Task input Block Start

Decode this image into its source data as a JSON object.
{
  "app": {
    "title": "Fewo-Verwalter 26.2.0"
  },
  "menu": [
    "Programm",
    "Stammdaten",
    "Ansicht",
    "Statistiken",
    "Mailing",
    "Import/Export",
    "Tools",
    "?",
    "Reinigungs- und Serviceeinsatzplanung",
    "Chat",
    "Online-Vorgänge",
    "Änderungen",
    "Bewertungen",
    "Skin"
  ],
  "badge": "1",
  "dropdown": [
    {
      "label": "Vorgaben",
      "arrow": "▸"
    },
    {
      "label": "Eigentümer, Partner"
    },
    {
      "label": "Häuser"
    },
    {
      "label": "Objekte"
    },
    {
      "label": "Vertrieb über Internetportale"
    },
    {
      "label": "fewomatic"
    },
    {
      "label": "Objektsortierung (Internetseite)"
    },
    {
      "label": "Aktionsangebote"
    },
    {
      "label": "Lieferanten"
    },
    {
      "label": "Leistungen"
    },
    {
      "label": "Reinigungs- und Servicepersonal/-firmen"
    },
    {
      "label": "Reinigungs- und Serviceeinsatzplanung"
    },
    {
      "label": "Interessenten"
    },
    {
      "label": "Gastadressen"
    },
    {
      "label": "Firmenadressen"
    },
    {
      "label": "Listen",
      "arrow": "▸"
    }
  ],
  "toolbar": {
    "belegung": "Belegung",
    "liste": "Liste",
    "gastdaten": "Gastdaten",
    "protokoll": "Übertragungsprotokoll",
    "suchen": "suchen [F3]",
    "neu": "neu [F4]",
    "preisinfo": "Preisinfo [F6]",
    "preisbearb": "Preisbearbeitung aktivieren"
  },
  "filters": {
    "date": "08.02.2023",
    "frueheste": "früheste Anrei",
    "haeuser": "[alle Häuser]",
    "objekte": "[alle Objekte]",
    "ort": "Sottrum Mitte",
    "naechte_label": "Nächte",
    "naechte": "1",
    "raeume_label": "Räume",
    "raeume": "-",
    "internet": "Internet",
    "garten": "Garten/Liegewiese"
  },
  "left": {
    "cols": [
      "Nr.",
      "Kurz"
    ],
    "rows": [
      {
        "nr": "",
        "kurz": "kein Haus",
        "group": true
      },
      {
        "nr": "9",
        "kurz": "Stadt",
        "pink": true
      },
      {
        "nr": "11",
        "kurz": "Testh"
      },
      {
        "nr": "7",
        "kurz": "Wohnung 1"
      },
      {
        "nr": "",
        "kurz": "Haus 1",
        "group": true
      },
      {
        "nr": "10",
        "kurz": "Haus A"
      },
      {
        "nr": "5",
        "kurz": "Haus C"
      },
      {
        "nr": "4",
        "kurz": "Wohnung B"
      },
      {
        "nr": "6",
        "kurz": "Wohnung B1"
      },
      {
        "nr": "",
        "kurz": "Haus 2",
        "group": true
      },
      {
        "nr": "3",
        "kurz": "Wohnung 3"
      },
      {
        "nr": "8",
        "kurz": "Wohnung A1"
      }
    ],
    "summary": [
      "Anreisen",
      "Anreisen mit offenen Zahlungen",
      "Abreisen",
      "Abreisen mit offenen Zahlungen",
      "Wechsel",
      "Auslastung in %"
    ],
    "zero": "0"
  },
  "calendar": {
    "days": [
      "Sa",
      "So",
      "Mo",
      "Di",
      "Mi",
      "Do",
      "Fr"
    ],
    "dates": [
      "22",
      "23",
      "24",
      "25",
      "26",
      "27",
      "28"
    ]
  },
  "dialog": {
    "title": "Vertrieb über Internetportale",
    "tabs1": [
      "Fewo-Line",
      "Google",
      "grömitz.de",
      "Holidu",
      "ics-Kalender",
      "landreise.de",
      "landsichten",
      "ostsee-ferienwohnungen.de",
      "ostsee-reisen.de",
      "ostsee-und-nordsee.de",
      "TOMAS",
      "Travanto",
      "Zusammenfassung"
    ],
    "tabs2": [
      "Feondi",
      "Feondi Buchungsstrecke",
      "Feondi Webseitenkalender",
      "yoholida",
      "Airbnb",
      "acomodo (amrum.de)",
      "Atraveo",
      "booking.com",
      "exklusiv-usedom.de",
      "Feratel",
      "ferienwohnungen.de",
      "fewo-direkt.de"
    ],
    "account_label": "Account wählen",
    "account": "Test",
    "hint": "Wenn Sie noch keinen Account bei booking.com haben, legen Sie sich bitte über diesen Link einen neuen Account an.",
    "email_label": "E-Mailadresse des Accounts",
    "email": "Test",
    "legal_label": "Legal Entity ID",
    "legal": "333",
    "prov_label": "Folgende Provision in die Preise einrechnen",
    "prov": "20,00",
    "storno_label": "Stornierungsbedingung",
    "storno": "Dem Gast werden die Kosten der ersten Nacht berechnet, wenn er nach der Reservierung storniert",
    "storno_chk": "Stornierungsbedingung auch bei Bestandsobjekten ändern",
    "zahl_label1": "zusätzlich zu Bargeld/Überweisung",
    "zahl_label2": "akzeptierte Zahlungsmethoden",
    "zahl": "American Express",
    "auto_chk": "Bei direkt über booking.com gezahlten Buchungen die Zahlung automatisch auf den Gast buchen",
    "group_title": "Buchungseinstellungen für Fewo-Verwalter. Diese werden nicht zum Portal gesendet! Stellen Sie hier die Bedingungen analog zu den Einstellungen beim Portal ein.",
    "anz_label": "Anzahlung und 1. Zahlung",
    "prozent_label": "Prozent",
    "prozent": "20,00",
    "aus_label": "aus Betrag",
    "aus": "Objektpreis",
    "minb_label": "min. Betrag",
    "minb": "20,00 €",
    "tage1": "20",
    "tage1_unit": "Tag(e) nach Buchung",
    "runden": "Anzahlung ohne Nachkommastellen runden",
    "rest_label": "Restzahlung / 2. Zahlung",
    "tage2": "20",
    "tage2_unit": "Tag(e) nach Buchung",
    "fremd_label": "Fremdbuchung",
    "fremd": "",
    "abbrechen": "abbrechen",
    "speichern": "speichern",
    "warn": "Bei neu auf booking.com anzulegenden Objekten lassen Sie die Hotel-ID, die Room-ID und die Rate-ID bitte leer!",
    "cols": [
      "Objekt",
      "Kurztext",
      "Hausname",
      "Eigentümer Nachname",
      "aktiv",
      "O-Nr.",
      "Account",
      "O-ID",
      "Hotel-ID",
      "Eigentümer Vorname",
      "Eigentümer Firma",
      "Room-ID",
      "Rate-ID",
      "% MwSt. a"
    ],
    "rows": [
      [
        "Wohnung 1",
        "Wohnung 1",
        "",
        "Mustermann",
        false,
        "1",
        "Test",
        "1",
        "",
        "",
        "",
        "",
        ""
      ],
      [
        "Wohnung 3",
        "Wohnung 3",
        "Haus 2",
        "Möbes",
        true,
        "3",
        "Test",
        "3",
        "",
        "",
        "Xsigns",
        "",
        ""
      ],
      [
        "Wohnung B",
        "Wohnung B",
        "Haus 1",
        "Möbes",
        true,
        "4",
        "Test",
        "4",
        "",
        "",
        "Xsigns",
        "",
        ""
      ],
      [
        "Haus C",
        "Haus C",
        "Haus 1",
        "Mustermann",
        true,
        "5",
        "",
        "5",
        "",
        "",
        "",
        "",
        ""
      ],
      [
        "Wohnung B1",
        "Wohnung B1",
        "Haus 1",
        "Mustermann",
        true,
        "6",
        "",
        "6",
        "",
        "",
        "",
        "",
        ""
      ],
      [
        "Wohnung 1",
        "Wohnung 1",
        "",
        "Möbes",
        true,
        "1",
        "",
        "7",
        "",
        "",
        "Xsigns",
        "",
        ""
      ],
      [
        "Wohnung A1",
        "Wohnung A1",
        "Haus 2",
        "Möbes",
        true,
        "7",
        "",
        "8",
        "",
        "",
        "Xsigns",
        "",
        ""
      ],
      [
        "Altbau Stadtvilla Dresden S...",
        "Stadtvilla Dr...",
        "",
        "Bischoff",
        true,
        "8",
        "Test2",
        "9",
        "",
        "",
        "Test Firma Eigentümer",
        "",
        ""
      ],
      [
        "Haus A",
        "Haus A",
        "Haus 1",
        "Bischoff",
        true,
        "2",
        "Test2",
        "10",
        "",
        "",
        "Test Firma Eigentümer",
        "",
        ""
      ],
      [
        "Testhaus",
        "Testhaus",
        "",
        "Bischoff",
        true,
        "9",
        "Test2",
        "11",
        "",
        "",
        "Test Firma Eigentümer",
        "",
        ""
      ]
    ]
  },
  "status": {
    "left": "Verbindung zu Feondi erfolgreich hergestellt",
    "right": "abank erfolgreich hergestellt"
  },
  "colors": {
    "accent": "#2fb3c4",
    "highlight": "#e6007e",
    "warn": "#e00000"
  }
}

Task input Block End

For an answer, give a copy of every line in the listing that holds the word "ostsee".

> Response below:
      "ostsee-ferienwohnungen.de",
      "ostsee-reisen.de",
      "ostsee-und-nordsee.de",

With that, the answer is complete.